Problem to solve >> Without changing a single word, output each entry.

BEGIN

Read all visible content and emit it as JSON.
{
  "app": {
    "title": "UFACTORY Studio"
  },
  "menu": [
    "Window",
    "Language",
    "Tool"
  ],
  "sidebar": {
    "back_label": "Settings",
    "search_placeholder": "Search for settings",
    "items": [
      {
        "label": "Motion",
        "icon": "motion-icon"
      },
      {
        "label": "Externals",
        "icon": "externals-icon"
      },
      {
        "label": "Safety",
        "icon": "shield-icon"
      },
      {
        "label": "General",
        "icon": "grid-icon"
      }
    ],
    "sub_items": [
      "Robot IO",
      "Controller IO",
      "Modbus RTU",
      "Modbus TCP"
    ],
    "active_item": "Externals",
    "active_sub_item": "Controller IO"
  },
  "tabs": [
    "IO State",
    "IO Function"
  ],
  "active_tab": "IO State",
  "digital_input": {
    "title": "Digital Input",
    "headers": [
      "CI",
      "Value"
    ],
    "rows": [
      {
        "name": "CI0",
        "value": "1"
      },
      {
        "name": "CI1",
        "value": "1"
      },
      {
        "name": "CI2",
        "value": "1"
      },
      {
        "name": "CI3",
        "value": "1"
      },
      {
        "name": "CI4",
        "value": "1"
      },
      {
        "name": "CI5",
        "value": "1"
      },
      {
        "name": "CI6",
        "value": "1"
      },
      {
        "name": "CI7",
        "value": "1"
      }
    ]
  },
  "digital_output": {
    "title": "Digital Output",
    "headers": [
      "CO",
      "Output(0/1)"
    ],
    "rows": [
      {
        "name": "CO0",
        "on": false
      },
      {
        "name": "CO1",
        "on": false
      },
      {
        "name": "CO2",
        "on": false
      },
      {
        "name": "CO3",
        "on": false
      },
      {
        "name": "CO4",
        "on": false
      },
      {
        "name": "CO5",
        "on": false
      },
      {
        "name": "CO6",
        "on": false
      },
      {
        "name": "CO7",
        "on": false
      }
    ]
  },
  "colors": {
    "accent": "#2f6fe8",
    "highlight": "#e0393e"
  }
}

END

Answer to the problem >>
Read all visible content and emit it as JSON.
{
  "app": {
    "title": "UFACTORY Studio"
  },
  "menu": [
    "Window",
    "Language",
    "Tool"
  ],
  "sidebar": {
    "back_label": "Settings",
    "search_placeholder": "Search for settings",
    "items": [
      {
        "label": "Motion",
        "icon": "motion-icon"
      },
      {
        "label": "Externals",
        "icon": "externals-icon"
      },
      {
        "label": "Safety",
        "icon": "shield-icon"
      },
      {
        "label": "General",
        "icon": "grid-icon"
      }
    ],
    "sub_items": [
      "Robot IO",
      "Controller IO",
      "Modbus RTU",
      "Modbus TCP"
    ],
    "active_item": "Externals",
    "active_sub_item": "Controller IO"
  },
  "tabs": [
    "IO State",
    "IO Function"
  ],
  "active_tab": "IO State",
  "digital_input": {
    "title": "Digital Input",
    "headers": [
      "CI",
      "Value"
    ],
    "rows": [
      {
        "name": "CI0",
        "value": "1"
      },
      {
        "name": "CI1",
        "value": "1"
      },
      {
        "name": "CI2",
        "value": "1"
      },
      {
        "name": "CI3",
        "value": "1"
      },
      {
        "name": "CI4",
        "value": "1"
      },
      {
        "name": "CI5",
        "value": "1"
      },
      {
        "name": "CI6",
        "value": "1"
      },
      {
        "name": "CI7",
        "value": "1"
      }
    ]
  },
  "digital_output": {
    "title": "Digital Output",
    "headers": [
      "CO",
      "Output(0/1)"
    ],
    "rows": [
      {
        "name": "CO0",
        "on": false
      },
      {
        "name": "CO1",
        "on": false
      },
      {
        "name": "CO2",
        "on": false
      },
      {
        "name": "CO3",
        "on": false
      },
      {
        "name": "CO4",
        "on": false
      },
      {
        "name": "CO5",
        "on": false
      },
      {
        "name": "CO6",
        "on": false
      },
      {
        "name": "CO7",
        "on": false
      }
    ]
  },
  "colors": {
    "accent": "#2f6fe8",
    "highlight": "#e0393e"
  }
}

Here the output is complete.